conviction status. Maine and Vermont stand alone as never denying ballot access
based on felony status.
The result is that in 2005, in a country that considers itself the world's
preeminent democracy, almost 5 million Americans—those in prison, on parole
or probation, or living in states where voting restrictions extend beyond the
end of one's criminal sentence—are now legally without a vote and politically
voiceless. Millions more, not familiar with the intricacies of recent law changes,
likely think they cannot vote. Quite simply, the combination of the "War
On Crime" and felon disenfranchisement codes has resulted in the biggest
contraction of the franchise since the South adopted Jim Crow at the end of
the nineteenth century.
In states such as Alabama—where a single felony conviction is enough
to result in lifelong disenfranchisement— teenagers, many of them African
American, routinely lose their right to vote before they have even had a chance
to exercise it. Regaining the vote is so onerous a process in Alabama that vast
numbers simply drop out of political participation altogether, living the remainder
of their lives as political invisibles.
Numbers compiled by the D.C.-based Sentencing Project and other researchers
suggest that in many areas of the South, up to one-third of African American
men have lost their right to vote because of a criminal conviction. The expansion
of the criminal justice system has had such an extreme impact on voting rights
that elections from the local, all the way up to the presidential levels are
now affected as much by who cannot vote as by who does cast a ballot.

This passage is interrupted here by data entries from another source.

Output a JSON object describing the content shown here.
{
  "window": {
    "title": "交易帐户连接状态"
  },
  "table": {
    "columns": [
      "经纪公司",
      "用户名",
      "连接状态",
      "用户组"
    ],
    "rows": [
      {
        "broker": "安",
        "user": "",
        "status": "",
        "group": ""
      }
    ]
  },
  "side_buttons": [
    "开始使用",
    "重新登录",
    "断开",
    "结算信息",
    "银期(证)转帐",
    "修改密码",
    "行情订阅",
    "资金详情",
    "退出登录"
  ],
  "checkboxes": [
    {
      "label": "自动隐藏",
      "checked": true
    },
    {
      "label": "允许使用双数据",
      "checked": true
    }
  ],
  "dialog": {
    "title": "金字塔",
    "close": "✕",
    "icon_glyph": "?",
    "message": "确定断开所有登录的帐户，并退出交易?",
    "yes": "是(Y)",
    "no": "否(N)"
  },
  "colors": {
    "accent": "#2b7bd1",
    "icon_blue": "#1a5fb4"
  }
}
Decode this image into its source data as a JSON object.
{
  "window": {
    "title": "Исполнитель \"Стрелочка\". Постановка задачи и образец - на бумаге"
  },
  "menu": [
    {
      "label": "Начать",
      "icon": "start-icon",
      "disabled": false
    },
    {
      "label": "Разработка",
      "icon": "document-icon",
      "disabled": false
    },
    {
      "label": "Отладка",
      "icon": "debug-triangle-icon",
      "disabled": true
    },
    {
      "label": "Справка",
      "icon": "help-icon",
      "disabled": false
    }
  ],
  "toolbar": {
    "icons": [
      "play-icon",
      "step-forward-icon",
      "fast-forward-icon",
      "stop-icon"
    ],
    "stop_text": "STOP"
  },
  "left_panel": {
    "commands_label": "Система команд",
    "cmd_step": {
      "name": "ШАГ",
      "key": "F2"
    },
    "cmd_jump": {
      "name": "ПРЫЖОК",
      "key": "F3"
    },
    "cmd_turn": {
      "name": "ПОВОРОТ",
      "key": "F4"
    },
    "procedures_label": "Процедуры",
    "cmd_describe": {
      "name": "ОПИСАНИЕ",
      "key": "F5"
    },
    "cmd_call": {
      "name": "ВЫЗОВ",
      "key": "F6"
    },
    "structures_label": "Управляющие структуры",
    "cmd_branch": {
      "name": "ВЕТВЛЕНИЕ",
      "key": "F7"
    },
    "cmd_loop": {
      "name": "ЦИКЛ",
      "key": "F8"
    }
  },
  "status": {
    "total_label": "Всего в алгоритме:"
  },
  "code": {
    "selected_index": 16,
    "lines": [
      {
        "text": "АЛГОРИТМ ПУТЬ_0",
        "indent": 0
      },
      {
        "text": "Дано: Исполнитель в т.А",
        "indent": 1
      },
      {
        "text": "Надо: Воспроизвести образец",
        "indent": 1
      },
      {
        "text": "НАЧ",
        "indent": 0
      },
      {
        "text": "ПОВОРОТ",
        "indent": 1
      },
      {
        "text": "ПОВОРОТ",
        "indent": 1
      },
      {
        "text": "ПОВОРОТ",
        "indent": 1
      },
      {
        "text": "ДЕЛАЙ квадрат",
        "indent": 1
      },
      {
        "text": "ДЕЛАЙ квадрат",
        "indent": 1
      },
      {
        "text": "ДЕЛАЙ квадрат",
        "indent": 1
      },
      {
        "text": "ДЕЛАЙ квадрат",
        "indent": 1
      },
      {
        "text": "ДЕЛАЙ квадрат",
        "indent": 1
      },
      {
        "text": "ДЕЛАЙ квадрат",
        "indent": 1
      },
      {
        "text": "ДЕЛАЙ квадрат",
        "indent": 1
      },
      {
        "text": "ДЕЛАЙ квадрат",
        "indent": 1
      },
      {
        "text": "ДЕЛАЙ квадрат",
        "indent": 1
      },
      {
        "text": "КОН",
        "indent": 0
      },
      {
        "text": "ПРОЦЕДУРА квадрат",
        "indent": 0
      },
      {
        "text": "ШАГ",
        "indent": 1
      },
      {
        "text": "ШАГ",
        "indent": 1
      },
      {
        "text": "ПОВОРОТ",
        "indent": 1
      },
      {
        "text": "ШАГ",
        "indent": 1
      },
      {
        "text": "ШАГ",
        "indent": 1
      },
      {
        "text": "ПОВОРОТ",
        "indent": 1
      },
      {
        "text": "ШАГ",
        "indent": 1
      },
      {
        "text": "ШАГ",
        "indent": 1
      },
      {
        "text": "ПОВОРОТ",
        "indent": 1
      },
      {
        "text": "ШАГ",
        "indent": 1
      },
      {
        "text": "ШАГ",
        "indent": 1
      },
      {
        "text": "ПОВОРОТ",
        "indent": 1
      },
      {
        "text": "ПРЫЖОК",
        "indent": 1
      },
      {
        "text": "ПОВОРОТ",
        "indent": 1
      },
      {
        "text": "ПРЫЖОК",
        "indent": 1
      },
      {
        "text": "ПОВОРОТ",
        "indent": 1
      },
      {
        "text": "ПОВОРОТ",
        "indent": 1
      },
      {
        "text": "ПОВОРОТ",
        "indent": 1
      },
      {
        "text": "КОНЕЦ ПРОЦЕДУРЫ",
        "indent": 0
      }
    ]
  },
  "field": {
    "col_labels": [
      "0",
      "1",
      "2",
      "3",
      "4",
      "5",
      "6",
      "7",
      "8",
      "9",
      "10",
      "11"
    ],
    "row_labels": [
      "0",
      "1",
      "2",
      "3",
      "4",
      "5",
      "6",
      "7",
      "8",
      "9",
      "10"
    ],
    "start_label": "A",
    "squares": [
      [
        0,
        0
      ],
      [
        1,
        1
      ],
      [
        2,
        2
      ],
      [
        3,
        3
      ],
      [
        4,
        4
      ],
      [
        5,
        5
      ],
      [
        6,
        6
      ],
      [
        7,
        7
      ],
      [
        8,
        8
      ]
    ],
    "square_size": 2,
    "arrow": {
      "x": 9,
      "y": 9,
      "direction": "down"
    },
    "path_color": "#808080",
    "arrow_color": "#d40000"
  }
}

Roberts argued in the 1980's that the Voting Rights Act should be restricted
to "intentionality." To prove a violation of the Act, under the definitions
he set forth, plaintiffs would have to demonstrate not simply that policies
and social structures had the effect of restricting minority populations' ability
to vote and otherwise politically participate, but that there were individuals
in positions of authority who specifically intended their laws and regulations
to produce this outcome.
For people schooled in understanding how social, cultural, economic and political
structures can create vastly unfair racial divides and perpetuate inequalities
generated over centuries of previous intentional discrimination, such an argument
cannot help but be cause for concern.
Yet, with or without Roberts' accession to the Supreme Court, this issue should
have already been a publicly debated topic. After all, judicial reluctance to
bar practices of felon disenfranchisement in an era of mass, and racially-skewed,
incarceration has, over the past three decades, resulted in backdoor disenfranchisement
of mammoth proportions. While the Voting Rights Act has been used to destroy
most vestiges of Jim Crow, advocates in states as far flung as Washington and
Florida have been unable to convince courts to apply it in the one area where
America's ongoing racial divides are most clearly, and depressingly, on display-the
criminal justice arena.
For many years now, state and federal courts hearing challenges to permanent
felon disenfranchisement laws have ruled that felons' political rights are not
protected under the Voting Rights Act. Such rulings essentially apply Roberts'
intent criteria and arguing that states aren't intentionally convicting and
incarcerating people simply because of the color of their skin. This, despite
the fact that social circumstance and the peculiarities of U.S. history have
combined to produce intense racial disparities throughout the criminal justice
system, and, by extension, have disenfranchised legions of impoverished Black
Filling the void left by the courts, several states have modified or abandoned
their disenfranchisement laws in the past few years. Most recently, Iowa Governor
Tom Vilsack dramatically re-enfranchised somewhere in the region of 50,000 Iowans
who have completed their sentences. Yet many other states, including Florida—where
the 2000 presidential election was decided by a mere few hundred votes, and
where between half- and three-quarters of a million citizens are denied a vote—have
opted to keep their disenfranchisement laws intact.
Mass, and permanent disenfranchisement in a democracy is simply unacceptable.
Whether John Roberts is confirmed or not, it is time for the courts to step
in and say so loud and clear.